Erickson knows the expectations. He also knows it may take a little more time.
“To continue to build a program, probably the issues are a little different,” in Tempe than the other five colleges he has coached at Erickson said, “but they’re still issues. Like anything, it takes time to get it done.”
Around the conference
Last week Arizona defensive back Shaquille Richardson earned Pac-10 player of the week honors with his performance against WSU. This week quarterback Matt Scott turned the trick by leading a rout of Washington. The two have something in common. “That’s back-to-back weeks we have a backup player win player of the week,” said coach Mike Stoops. “That tells me these players get it.” Richardson was filling in for an injured Trevin Wade while Scott did the same for Nick Foles. … UCLA has suspended two starters for this week’s contest against Arizona for unspecified violations of team rules, though the Los Angeles Times reported the violations were drug related. … “It’s never good to lose players,” UCLA coach Rick Neuheisel said. “Attrition is part of football but you don’t like to do it to yourself. I’m disappointed with the athletes involved and, hopefully, people on this team are starting to learn their lesson as to what’s appropriate behavior.” Cal plays Oregon State on Saturday in Corvallis, carrying the weight of two previous blowouts on the road. already this season. Bears coach Jeff Tedford doesn’t know why his team has struggled at times outside of Berkeley and routed teams at home. “The preparation is no different,” Tedford said. “The only thing that’s different is, typically, they are hostile environments.” … The Beavers struggled to put pressure on the quarterback early in the season, but they have been much better recently. “Individuals got better and more confident,” said coach Mike Riley said of his defensive front. “You see some individual growth, but you also see some emphasis. We weren’t getting much heat and it was really hurting us.”

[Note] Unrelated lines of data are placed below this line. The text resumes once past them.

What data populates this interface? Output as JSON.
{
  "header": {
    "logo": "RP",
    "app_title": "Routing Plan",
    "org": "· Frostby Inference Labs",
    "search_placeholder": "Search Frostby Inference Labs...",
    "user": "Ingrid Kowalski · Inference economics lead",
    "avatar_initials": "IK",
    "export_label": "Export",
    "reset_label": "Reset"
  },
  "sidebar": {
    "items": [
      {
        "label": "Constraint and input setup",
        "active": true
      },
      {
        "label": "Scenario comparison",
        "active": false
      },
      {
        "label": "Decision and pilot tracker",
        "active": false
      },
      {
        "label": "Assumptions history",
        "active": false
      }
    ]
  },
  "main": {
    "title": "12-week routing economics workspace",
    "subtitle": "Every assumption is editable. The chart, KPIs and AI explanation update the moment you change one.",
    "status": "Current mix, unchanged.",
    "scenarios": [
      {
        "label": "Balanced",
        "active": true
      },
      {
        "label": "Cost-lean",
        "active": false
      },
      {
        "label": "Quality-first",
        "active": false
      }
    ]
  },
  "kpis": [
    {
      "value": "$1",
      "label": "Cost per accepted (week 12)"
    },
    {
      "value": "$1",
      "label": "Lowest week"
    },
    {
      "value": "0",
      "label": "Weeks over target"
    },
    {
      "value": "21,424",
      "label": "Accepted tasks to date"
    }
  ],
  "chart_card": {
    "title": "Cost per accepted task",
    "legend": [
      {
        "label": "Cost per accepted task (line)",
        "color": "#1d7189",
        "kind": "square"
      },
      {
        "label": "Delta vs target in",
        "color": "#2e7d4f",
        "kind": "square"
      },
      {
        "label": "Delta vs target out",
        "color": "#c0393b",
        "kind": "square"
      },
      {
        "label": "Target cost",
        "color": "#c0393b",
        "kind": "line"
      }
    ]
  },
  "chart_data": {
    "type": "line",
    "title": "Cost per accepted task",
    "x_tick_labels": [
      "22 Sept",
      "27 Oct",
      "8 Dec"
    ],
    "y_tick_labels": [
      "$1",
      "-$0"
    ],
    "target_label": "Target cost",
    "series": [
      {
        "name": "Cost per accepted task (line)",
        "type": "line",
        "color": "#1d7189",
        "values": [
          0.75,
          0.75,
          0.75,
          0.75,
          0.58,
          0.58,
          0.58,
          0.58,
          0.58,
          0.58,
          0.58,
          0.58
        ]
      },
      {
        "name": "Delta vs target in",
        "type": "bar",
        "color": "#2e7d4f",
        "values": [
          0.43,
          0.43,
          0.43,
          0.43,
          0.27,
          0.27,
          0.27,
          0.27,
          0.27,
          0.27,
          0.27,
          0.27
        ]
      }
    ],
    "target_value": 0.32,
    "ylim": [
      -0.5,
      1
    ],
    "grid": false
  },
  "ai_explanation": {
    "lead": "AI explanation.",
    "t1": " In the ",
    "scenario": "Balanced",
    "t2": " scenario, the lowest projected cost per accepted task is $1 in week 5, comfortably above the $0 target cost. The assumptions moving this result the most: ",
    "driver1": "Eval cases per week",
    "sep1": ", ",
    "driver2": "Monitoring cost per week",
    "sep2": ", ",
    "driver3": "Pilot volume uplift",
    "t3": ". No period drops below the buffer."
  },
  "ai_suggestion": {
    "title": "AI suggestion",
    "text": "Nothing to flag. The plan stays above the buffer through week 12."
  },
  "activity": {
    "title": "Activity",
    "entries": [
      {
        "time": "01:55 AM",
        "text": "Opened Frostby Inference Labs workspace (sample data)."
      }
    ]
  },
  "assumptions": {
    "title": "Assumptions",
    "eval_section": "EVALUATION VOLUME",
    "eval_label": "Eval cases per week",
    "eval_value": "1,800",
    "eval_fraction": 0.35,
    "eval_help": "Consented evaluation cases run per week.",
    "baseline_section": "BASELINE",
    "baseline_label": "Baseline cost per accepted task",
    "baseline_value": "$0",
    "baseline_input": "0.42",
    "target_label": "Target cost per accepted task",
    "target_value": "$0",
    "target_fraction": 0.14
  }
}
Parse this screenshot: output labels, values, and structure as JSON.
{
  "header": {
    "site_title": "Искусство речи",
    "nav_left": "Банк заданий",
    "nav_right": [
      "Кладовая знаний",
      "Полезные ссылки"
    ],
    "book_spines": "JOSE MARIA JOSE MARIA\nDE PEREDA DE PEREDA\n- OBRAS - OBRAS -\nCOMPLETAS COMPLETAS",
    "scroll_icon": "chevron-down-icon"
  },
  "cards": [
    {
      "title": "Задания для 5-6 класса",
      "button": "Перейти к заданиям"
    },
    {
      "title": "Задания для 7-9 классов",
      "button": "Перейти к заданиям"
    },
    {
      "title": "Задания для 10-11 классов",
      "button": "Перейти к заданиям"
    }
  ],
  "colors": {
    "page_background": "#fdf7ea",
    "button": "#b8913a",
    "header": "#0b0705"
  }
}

USC spent much of its bye week preparing for Oregon, but no matter how they tried, there was one area the Trojans couldn’t simulate: the Ducks’ speed. “I think it’s impossible,” coach Lane Kiffin said. “You’ve just got to do the best that you can.” For USC, that meant having the offense run Oregon’s schemes for the No. 1 defense. … When Oregon coach Chip Kelly first saw standout sophomore running back LaMichael James play in high school he wasn’t “blown away.” Not that he wasn’t impressed, because James “was a very good high school football player,” Kelly said. Now, though, James is even better. “He has a better understanding of what we’re doing offensively,” Kelly said. “I think he understands where his blocks are coming from, when he gets to the second level in terms of how to set them up.” … Stanford’s Stepfan Taylor has rushed for more than 100 yards for four consecutive games, reaching a career high with 142 yards against WSU last Saturday. The sophomore’s production has helped ease the loss of Toby Gerhart to graduation, though coach Jim Harbaugh said all the backs have contributed. “This last game we saw a lot of improvement,” Harbaugh said. “They do a great job replacing the production that Toby Gerhart had last season. Hopefully, we can surpass it.” … With Andrew Luck and Jake Locker squaring off this week in Seattle, are the defenses going to be overmatched? “I don’t know,” answered UW coach Steve Sarkisian when asked if it was going to be a shootout. “I think both sides hope it’s not, in all honesty. Both sides would hope that the defenses can step up and play the way they’re capable.”